#### TASK STATEMENT
Would you write out every entry exactly, but without the pictures?

#### DATA EXTRACTS
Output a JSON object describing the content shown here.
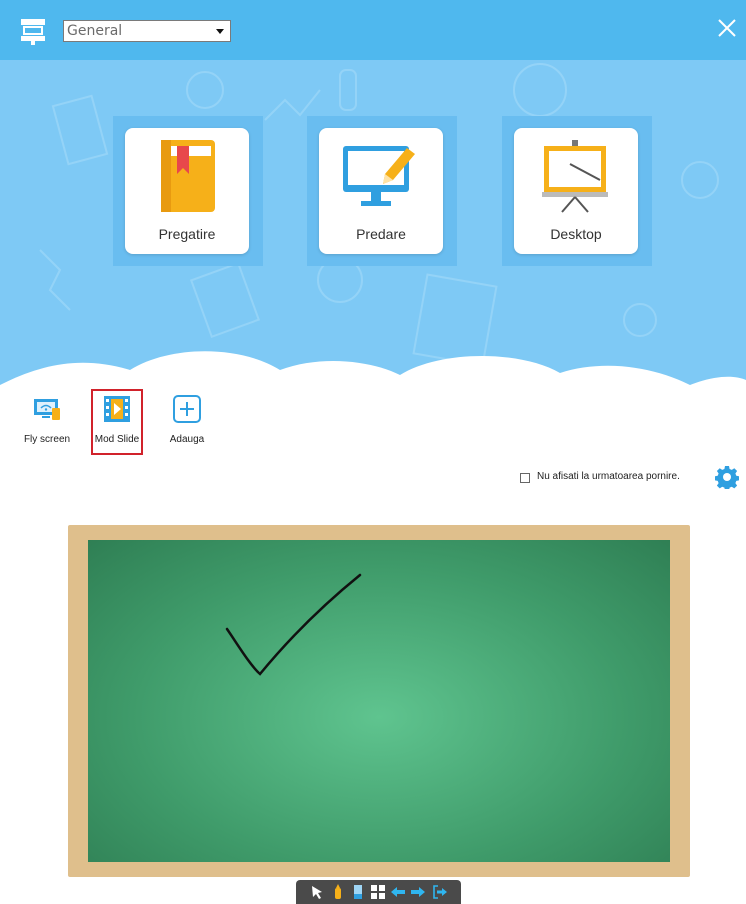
{
  "header": {
    "profile_value": "General",
    "close_icon": "close-icon",
    "app_icon": "board-app-icon"
  },
  "modes": [
    {
      "label": "Pregatire",
      "icon": "book-icon"
    },
    {
      "label": "Predare",
      "icon": "monitor-pen-icon"
    },
    {
      "label": "Desktop",
      "icon": "easel-icon"
    }
  ],
  "quick_apps": [
    {
      "label": "Fly screen",
      "icon": "wifi-screen-icon"
    },
    {
      "label": "Mod Slide",
      "icon": "slide-film-icon",
      "selected": true
    },
    {
      "label": "Adauga",
      "icon": "add-icon"
    }
  ],
  "startup": {
    "checkbox_label": "Nu afisati la urmatoarea pornire.",
    "checked": false
  },
  "toolbar": {
    "icons": [
      "select-arrow-icon",
      "pen-icon",
      "eraser-icon",
      "grid-icon",
      "previous-icon",
      "next-icon",
      "exit-icon"
    ]
  },
  "colors": {
    "header": "#4fb8ee",
    "hero": "#7ec9f5",
    "selection": "#d1222b"
  }
}
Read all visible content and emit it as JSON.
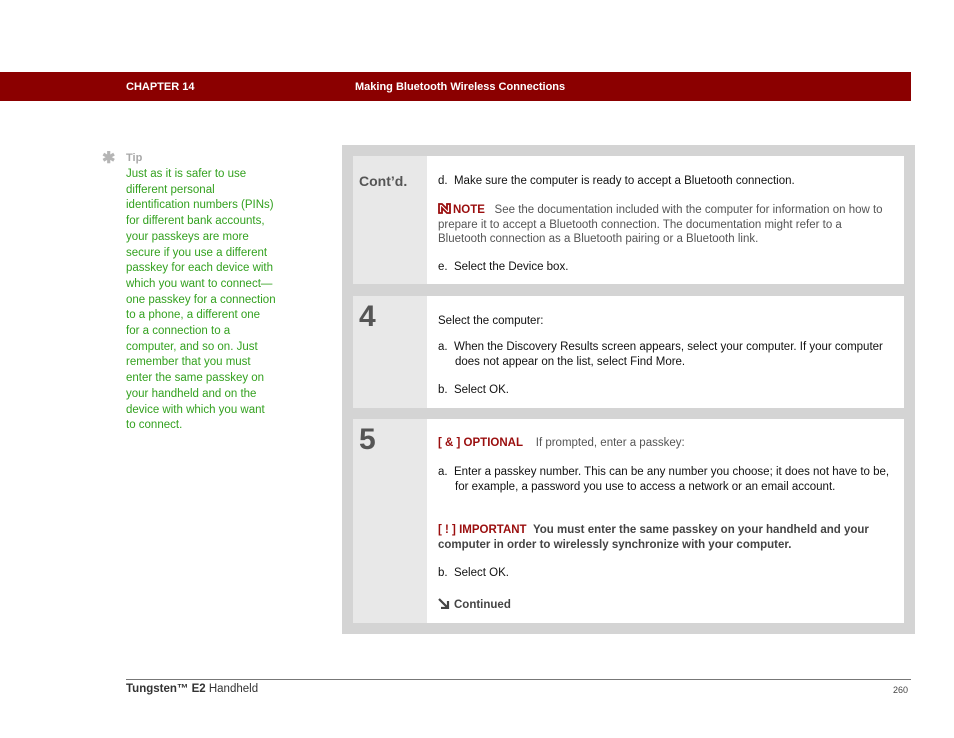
{
  "header": {
    "chapter": "CHAPTER 14",
    "title": "Making Bluetooth Wireless Connections",
    "bar_color": "#8b0000"
  },
  "tip": {
    "icon": "asterisk-icon",
    "label": "Tip",
    "text": "Just as it is safer to use different personal identification numbers (PINs) for different bank accounts, your passkeys are more secure if you use a different passkey for each device with which you want to connect—one passkey for a connection to a phone, a different one for a connection to a computer, and so on. Just remember that you must enter the same passkey on your handheld and on the device with which you want to connect.",
    "color": "#33a11f"
  },
  "steps": {
    "contd": {
      "label": "Cont’d.",
      "item_d": "d.  Make sure the computer is ready to accept a Bluetooth connection.",
      "note_label": "NOTE",
      "note_text": "See the documentation included with the computer for information on how to prepare it to accept a Bluetooth connection. The documentation might refer to a Bluetooth connection as a Bluetooth pairing or a Bluetooth link.",
      "item_e": "e.  Select the Device box."
    },
    "step4": {
      "number": "4",
      "intro": "Select the computer:",
      "item_a": "a.  When the Discovery Results screen appears, select your computer. If your computer does not appear on the list, select Find More.",
      "item_b": "b.  Select OK."
    },
    "step5": {
      "number": "5",
      "optional_label": "[ & ]  OPTIONAL",
      "optional_text": "If prompted, enter a passkey:",
      "item_a": "a.  Enter a passkey number. This can be any number you choose; it does not have to be, for example, a password you use to access a network or an email account.",
      "important_label": "[ ! ] IMPORTANT",
      "important_text": "You must enter the same passkey on your handheld and your computer in order to wirelessly synchronize with your computer.",
      "item_b": "b.  Select OK.",
      "continued": "Continued"
    }
  },
  "footer": {
    "product_bold": "Tungsten™ E2",
    "product_rest": " Handheld",
    "page_number": "260"
  }
}
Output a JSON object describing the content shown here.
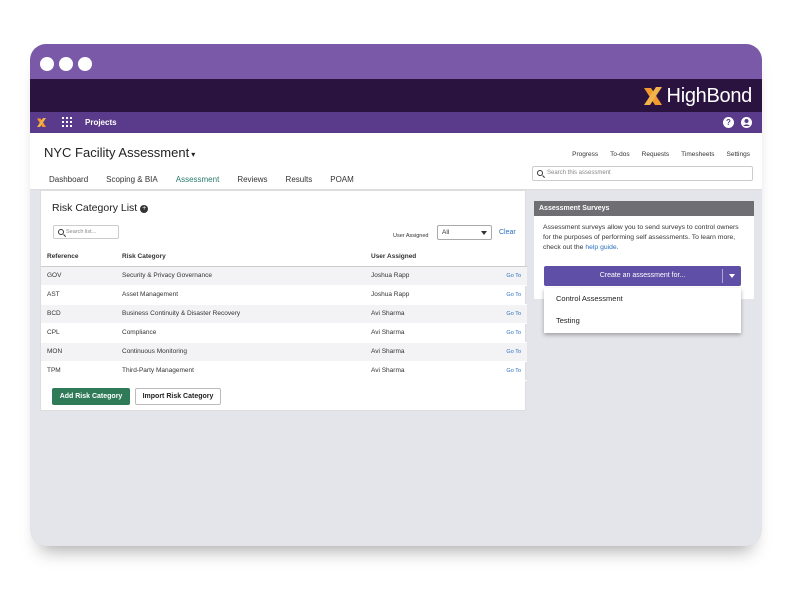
{
  "brand": {
    "name": "HighBond",
    "accent": "#f29a2e"
  },
  "nav": {
    "projects_label": "Projects",
    "help_label": "?"
  },
  "header": {
    "title": "NYC Facility Assessment",
    "caret": "▾",
    "links": [
      "Progress",
      "To-dos",
      "Requests",
      "Timesheets",
      "Settings"
    ],
    "search_placeholder": "Search this assessment",
    "tabs": [
      "Dashboard",
      "Scoping & BIA",
      "Assessment",
      "Reviews",
      "Results",
      "POAM"
    ],
    "active_tab": "Assessment"
  },
  "risk_list": {
    "title": "Risk Category List",
    "plus": "+",
    "search_placeholder": "Search list...",
    "user_assigned_label": "User Assigned",
    "user_assigned_value": "All",
    "clear_label": "Clear",
    "columns": [
      "Reference",
      "Risk Category",
      "User Assigned",
      ""
    ],
    "rows": [
      {
        "ref": "GOV",
        "category": "Security & Privacy Governance",
        "user": "Joshua Rapp",
        "action": "Go To"
      },
      {
        "ref": "AST",
        "category": "Asset Management",
        "user": "Joshua Rapp",
        "action": "Go To"
      },
      {
        "ref": "BCD",
        "category": "Business Continuity & Disaster Recovery",
        "user": "Avi Sharma",
        "action": "Go To"
      },
      {
        "ref": "CPL",
        "category": "Compliance",
        "user": "Avi Sharma",
        "action": "Go To"
      },
      {
        "ref": "MON",
        "category": "Continuous Monitoring",
        "user": "Avi Sharma",
        "action": "Go To"
      },
      {
        "ref": "TPM",
        "category": "Third-Party Management",
        "user": "Avi Sharma",
        "action": "Go To"
      }
    ],
    "add_button": "Add Risk Category",
    "import_button": "Import Risk Category"
  },
  "surveys": {
    "title": "Assessment Surveys",
    "text": "Assessment surveys allow you to send surveys to control owners for the purposes of performing self assessments. To learn more, check out the",
    "link": "help guide",
    "period": ".",
    "create_button": "Create an assessment for...",
    "options": [
      "Control Assessment",
      "Testing"
    ]
  }
}
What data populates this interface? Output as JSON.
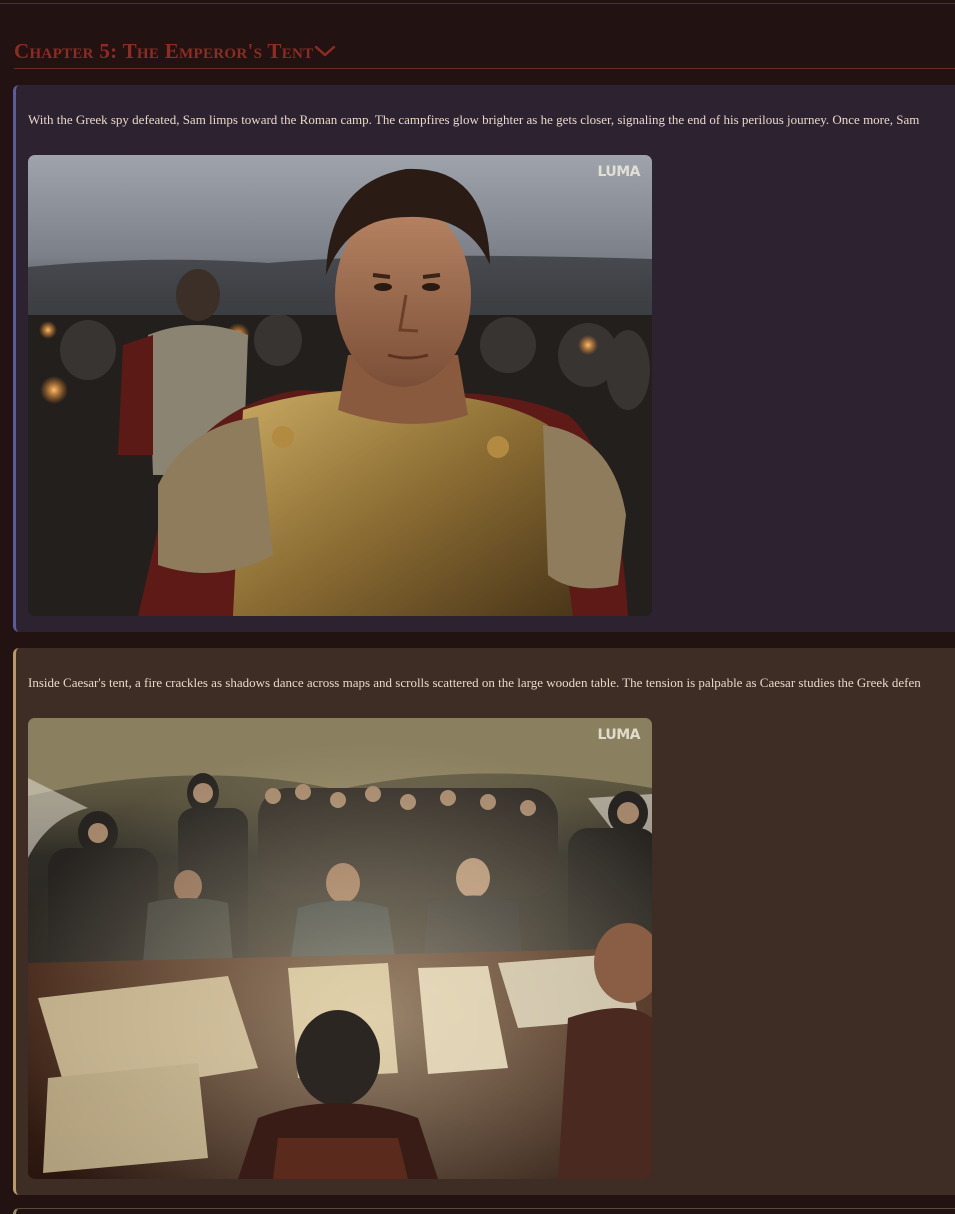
{
  "chapter": {
    "title": "Chapter 5: The Emperor's Tent",
    "toggle_icon": "chevron-down-icon",
    "accent_color": "#8e2b22"
  },
  "scenes": [
    {
      "text": "With the Greek spy defeated, Sam limps toward the Roman camp. The campfires glow brighter as he gets closer, signaling the end of his perilous journey. Once more, Sam",
      "image_watermark": "LUMA",
      "border_color": "#5a5d9a",
      "background": "#2d2230"
    },
    {
      "text": "Inside Caesar's tent, a fire crackles as shadows dance across maps and scrolls scattered on the large wooden table. The tension is palpable as Caesar studies the Greek defen",
      "image_watermark": "LUMA",
      "border_color": "#b79a68",
      "background": "#3d2d25"
    }
  ]
}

#### RESPONSE
Output a JSON object describing the content shown here.
{
  "header": {
    "profile_value": "General",
    "close_icon": "close-icon",
    "app_icon": "board-app-icon"
  },
  "modes": [
    {
      "label": "Pregatire",
      "icon": "book-icon"
    },
    {
      "label": "Predare",
      "icon": "monitor-pen-icon"
    },
    {
      "label": "Desktop",
      "icon": "easel-icon"
    }
  ],
  "quick_apps": [
    {
      "label": "Fly screen",
      "icon": "wifi-screen-icon"
    },
    {
      "label": "Mod Slide",
      "icon": "slide-film-icon",
      "selected": true
    },
    {
      "label": "Adauga",
      "icon": "add-icon"
    }
  ],
  "startup": {
    "checkbox_label": "Nu afisati la urmatoarea pornire.",
    "checked": false
  },
  "toolbar": {
    "icons": [
      "select-arrow-icon",
      "pen-icon",
      "eraser-icon",
      "grid-icon",
      "previous-icon",
      "next-icon",
      "exit-icon"
    ]
  },
  "colors": {
    "header": "#4fb8ee",
    "hero": "#7ec9f5",
    "selection": "#d1222b"
  }
}
Read all visible content and emit it as JSON.
{
  "header": {
    "chapter": "CHAPTER 14",
    "title": "Making Bluetooth Wireless Connections",
    "bar_color": "#8b0000"
  },
  "tip": {
    "icon": "asterisk-icon",
    "label": "Tip",
    "text": "Just as it is safer to use different personal identification numbers (PINs) for different bank accounts, your passkeys are more secure if you use a different passkey for each device with which you want to connect—one passkey for a connection to a phone, a different one for a connection to a computer, and so on. Just remember that you must enter the same passkey on your handheld and on the device with which you want to connect.",
    "color": "#33a11f"
  },
  "steps": {
    "contd": {
      "label": "Cont’d.",
      "item_d": "d.  Make sure the computer is ready to accept a Bluetooth connection.",
      "note_label": "NOTE",
      "note_text": "See the documentation included with the computer for information on how to prepare it to accept a Bluetooth connection. The documentation might refer to a Bluetooth connection as a Bluetooth pairing or a Bluetooth link.",
      "item_e": "e.  Select the Device box."
    },
    "step4": {
      "number": "4",
      "intro": "Select the computer:",
      "item_a": "a.  When the Discovery Results screen appears, select your computer. If your computer does not appear on the list, select Find More.",
      "item_b": "b.  Select OK."
    },
    "step5": {
      "number": "5",
      "optional_label": "[ & ]  OPTIONAL",
      "optional_text": "If prompted, enter a passkey:",
      "item_a": "a.  Enter a passkey number. This can be any number you choose; it does not have to be, for example, a password you use to access a network or an email account.",
      "important_label": "[ ! ] IMPORTANT",
      "important_text": "You must enter the same passkey on your handheld and your computer in order to wirelessly synchronize with your computer.",
      "item_b": "b.  Select OK.",
      "continued": "Continued"
    }
  },
  "footer": {
    "product_bold": "Tungsten™ E2",
    "product_rest": " Handheld",
    "page_number": "260"
  }
}
Output a JSON object describing the content shown here.
{
  "brand": {
    "name": "HighBond",
    "accent": "#f29a2e"
  },
  "nav": {
    "projects_label": "Projects",
    "help_label": "?"
  },
  "header": {
    "title": "NYC Facility Assessment",
    "caret": "▾",
    "links": [
      "Progress",
      "To-dos",
      "Requests",
      "Timesheets",
      "Settings"
    ],
    "search_placeholder": "Search this assessment",
    "tabs": [
      "Dashboard",
      "Scoping & BIA",
      "Assessment",
      "Reviews",
      "Results",
      "POAM"
    ],
    "active_tab": "Assessment"
  },
  "risk_list": {
    "title": "Risk Category List",
    "plus": "+",
    "search_placeholder": "Search list...",
    "user_assigned_label": "User Assigned",
    "user_assigned_value": "All",
    "clear_label": "Clear",
    "columns": [
      "Reference",
      "Risk Category",
      "User Assigned",
      ""
    ],
    "rows": [
      {
        "ref": "GOV",
        "category": "Security & Privacy Governance",
        "user": "Joshua Rapp",
        "action": "Go To"
      },
      {
        "ref": "AST",
        "category": "Asset Management",
        "user": "Joshua Rapp",
        "action": "Go To"
      },
      {
        "ref": "BCD",
        "category": "Business Continuity & Disaster Recovery",
        "user": "Avi Sharma",
        "action": "Go To"
      },
      {
        "ref": "CPL",
        "category": "Compliance",
        "user": "Avi Sharma",
        "action": "Go To"
      },
      {
        "ref": "MON",
        "category": "Continuous Monitoring",
        "user": "Avi Sharma",
        "action": "Go To"
      },
      {
        "ref": "TPM",
        "category": "Third-Party Management",
        "user": "Avi Sharma",
        "action": "Go To"
      }
    ],
    "add_button": "Add Risk Category",
    "import_button": "Import Risk Category"
  },
  "surveys": {
    "title": "Assessment Surveys",
    "text": "Assessment surveys allow you to send surveys to control owners for the purposes of performing self assessments. To learn more, check out the",
    "link": "help guide",
    "period": ".",
    "create_button": "Create an assessment for...",
    "options": [
      "Control Assessment",
      "Testing"
    ]
  }
}
What data populates this interface? Output as JSON.
{
  "chapter": {
    "title": "Chapter 5: The Emperor's Tent",
    "toggle_icon": "chevron-down-icon",
    "accent_color": "#8e2b22"
  },
  "scenes": [
    {
      "text": "With the Greek spy defeated, Sam limps toward the Roman camp. The campfires glow brighter as he gets closer, signaling the end of his perilous journey. Once more, Sam",
      "image_watermark": "LUMA",
      "border_color": "#5a5d9a",
      "background": "#2d2230"
    },
    {
      "text": "Inside Caesar's tent, a fire crackles as shadows dance across maps and scrolls scattered on the large wooden table. The tension is palpable as Caesar studies the Greek defen",
      "image_watermark": "LUMA",
      "border_color": "#b79a68",
      "background": "#3d2d25"
    }
  ]
}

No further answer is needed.